Every entry must be duplicated precisely as written.

-------

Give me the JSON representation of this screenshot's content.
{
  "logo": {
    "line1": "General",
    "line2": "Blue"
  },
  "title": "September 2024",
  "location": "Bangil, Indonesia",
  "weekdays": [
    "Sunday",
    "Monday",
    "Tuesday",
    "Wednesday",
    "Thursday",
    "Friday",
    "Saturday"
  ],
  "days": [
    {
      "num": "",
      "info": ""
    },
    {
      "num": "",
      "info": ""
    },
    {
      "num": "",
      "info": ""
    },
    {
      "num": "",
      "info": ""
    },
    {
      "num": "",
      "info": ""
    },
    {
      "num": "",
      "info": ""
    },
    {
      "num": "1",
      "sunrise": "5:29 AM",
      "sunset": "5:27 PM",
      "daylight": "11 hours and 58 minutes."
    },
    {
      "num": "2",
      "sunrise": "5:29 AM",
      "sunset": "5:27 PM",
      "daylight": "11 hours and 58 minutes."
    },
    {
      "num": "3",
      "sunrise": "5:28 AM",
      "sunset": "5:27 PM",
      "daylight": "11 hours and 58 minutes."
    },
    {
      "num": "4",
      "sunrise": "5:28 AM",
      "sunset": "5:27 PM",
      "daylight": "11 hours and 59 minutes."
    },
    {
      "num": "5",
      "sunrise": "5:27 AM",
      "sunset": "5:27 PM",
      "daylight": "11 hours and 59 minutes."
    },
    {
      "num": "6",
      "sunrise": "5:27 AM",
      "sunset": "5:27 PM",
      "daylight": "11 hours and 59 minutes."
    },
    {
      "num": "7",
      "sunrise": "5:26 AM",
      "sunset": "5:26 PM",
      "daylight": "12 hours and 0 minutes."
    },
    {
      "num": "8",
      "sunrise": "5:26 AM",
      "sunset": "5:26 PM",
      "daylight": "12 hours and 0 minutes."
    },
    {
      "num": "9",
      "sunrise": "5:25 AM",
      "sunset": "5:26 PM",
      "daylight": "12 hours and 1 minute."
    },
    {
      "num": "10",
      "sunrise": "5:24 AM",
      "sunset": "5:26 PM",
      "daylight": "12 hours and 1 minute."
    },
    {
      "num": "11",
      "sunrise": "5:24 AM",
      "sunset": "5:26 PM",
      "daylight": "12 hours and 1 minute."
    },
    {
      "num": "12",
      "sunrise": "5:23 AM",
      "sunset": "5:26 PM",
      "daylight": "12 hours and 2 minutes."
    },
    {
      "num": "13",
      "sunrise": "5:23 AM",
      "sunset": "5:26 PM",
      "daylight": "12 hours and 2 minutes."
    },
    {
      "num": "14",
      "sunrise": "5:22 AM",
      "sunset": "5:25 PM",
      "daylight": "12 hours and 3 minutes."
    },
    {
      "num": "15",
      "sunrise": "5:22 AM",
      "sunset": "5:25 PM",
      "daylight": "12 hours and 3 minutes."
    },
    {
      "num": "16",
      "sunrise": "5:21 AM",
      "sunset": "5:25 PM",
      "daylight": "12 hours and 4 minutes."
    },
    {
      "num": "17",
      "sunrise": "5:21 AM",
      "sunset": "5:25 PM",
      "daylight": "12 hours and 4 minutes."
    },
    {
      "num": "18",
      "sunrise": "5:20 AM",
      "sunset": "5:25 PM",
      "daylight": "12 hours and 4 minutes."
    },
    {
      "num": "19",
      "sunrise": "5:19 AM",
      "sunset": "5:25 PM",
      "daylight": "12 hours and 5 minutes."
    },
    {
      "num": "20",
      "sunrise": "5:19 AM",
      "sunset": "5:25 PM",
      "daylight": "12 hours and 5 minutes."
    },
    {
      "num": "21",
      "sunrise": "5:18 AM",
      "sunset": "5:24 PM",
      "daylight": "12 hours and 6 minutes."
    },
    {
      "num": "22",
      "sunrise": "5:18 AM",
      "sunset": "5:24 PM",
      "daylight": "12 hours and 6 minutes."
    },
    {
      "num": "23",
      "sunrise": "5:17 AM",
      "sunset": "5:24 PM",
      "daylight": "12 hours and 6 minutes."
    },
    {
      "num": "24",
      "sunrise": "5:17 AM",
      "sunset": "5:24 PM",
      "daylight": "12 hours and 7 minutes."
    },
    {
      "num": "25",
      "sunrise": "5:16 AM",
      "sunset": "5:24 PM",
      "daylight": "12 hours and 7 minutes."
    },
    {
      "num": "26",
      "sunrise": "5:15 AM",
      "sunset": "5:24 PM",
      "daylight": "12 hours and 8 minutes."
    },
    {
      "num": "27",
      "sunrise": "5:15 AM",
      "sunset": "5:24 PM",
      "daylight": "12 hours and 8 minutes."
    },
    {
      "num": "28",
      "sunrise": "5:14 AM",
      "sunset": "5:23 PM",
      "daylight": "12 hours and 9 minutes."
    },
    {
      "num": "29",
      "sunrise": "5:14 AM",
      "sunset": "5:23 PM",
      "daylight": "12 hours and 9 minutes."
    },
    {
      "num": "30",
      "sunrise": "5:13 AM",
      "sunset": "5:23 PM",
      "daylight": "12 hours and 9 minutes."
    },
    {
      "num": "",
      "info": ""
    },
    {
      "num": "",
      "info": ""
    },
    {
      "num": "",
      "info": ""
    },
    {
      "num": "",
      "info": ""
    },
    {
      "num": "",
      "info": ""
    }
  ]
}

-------

Response to the task:
Give me the JSON representation of this screenshot's content.
{
  "logo": {
    "line1": "General",
    "line2": "Blue"
  },
  "title": "September 2024",
  "location": "Bangil, Indonesia",
  "weekdays": [
    "Sunday",
    "Monday",
    "Tuesday",
    "Wednesday",
    "Thursday",
    "Friday",
    "Saturday"
  ],
  "days": [
    {
      "num": "",
      "info": ""
    },
    {
      "num": "",
      "info": ""
    },
    {
      "num": "",
      "info": ""
    },
    {
      "num": "",
      "info": ""
    },
    {
      "num": "",
      "info": ""
    },
    {
      "num": "",
      "info": ""
    },
    {
      "num": "1",
      "sunrise": "5:29 AM",
      "sunset": "5:27 PM",
      "daylight": "11 hours and 58 minutes."
    },
    {
      "num": "2",
      "sunrise": "5:29 AM",
      "sunset": "5:27 PM",
      "daylight": "11 hours and 58 minutes."
    },
    {
      "num": "3",
      "sunrise": "5:28 AM",
      "sunset": "5:27 PM",
      "daylight": "11 hours and 58 minutes."
    },
    {
      "num": "4",
      "sunrise": "5:28 AM",
      "sunset": "5:27 PM",
      "daylight": "11 hours and 59 minutes."
    },
    {
      "num": "5",
      "sunrise": "5:27 AM",
      "sunset": "5:27 PM",
      "daylight": "11 hours and 59 minutes."
    },
    {
      "num": "6",
      "sunrise": "5:27 AM",
      "sunset": "5:27 PM",
      "daylight": "11 hours and 59 minutes."
    },
    {
      "num": "7",
      "sunrise": "5:26 AM",
      "sunset": "5:26 PM",
      "daylight": "12 hours and 0 minutes."
    },
    {
      "num": "8",
      "sunrise": "5:26 AM",
      "sunset": "5:26 PM",
      "daylight": "12 hours and 0 minutes."
    },
    {
      "num": "9",
      "sunrise": "5:25 AM",
      "sunset": "5:26 PM",
      "daylight": "12 hours and 1 minute."
    },
    {
      "num": "10",
      "sunrise": "5:24 AM",
      "sunset": "5:26 PM",
      "daylight": "12 hours and 1 minute."
    },
    {
      "num": "11",
      "sunrise": "5:24 AM",
      "sunset": "5:26 PM",
      "daylight": "12 hours and 1 minute."
    },
    {
      "num": "12",
      "sunrise": "5:23 AM",
      "sunset": "5:26 PM",
      "daylight": "12 hours and 2 minutes."
    },
    {
      "num": "13",
      "sunrise": "5:23 AM",
      "sunset": "5:26 PM",
      "daylight": "12 hours and 2 minutes."
    },
    {
      "num": "14",
      "sunrise": "5:22 AM",
      "sunset": "5:25 PM",
      "daylight": "12 hours and 3 minutes."
    },
    {
      "num": "15",
      "sunrise": "5:22 AM",
      "sunset": "5:25 PM",
      "daylight": "12 hours and 3 minutes."
    },
    {
      "num": "16",
      "sunrise": "5:21 AM",
      "sunset": "5:25 PM",
      "daylight": "12 hours and 4 minutes."
    },
    {
      "num": "17",
      "sunrise": "5:21 AM",
      "sunset": "5:25 PM",
      "daylight": "12 hours and 4 minutes."
    },
    {
      "num": "18",
      "sunrise": "5:20 AM",
      "sunset": "5:25 PM",
      "daylight": "12 hours and 4 minutes."
    },
    {
      "num": "19",
      "sunrise": "5:19 AM",
      "sunset": "5:25 PM",
      "daylight": "12 hours and 5 minutes."
    },
    {
      "num": "20",
      "sunrise": "5:19 AM",
      "sunset": "5:25 PM",
      "daylight": "12 hours and 5 minutes."
    },
    {
      "num": "21",
      "sunrise": "5:18 AM",
      "sunset": "5:24 PM",
      "daylight": "12 hours and 6 minutes."
    },
    {
      "num": "22",
      "sunrise": "5:18 AM",
      "sunset": "5:24 PM",
      "daylight": "12 hours and 6 minutes."
    },
    {
      "num": "23",
      "sunrise": "5:17 AM",
      "sunset": "5:24 PM",
      "daylight": "12 hours and 6 minutes."
    },
    {
      "num": "24",
      "sunrise": "5:17 AM",
      "sunset": "5:24 PM",
      "daylight": "12 hours and 7 minutes."
    },
    {
      "num": "25",
      "sunrise": "5:16 AM",
      "sunset": "5:24 PM",
      "daylight": "12 hours and 7 minutes."
    },
    {
      "num": "26",
      "sunrise": "5:15 AM",
      "sunset": "5:24 PM",
      "daylight": "12 hours and 8 minutes."
    },
    {
      "num": "27",
      "sunrise": "5:15 AM",
      "sunset": "5:24 PM",
      "daylight": "12 hours and 8 minutes."
    },
    {
      "num": "28",
      "sunrise": "5:14 AM",
      "sunset": "5:23 PM",
      "daylight": "12 hours and 9 minutes."
    },
    {
      "num": "29",
      "sunrise": "5:14 AM",
      "sunset": "5:23 PM",
      "daylight": "12 hours and 9 minutes."
    },
    {
      "num": "30",
      "sunrise": "5:13 AM",
      "sunset": "5:23 PM",
      "daylight": "12 hours and 9 minutes."
    },
    {
      "num": "",
      "info": ""
    },
    {
      "num": "",
      "info": ""
    },
    {
      "num": "",
      "info": ""
    },
    {
      "num": "",
      "info": ""
    },
    {
      "num": "",
      "info": ""
    }
  ]
}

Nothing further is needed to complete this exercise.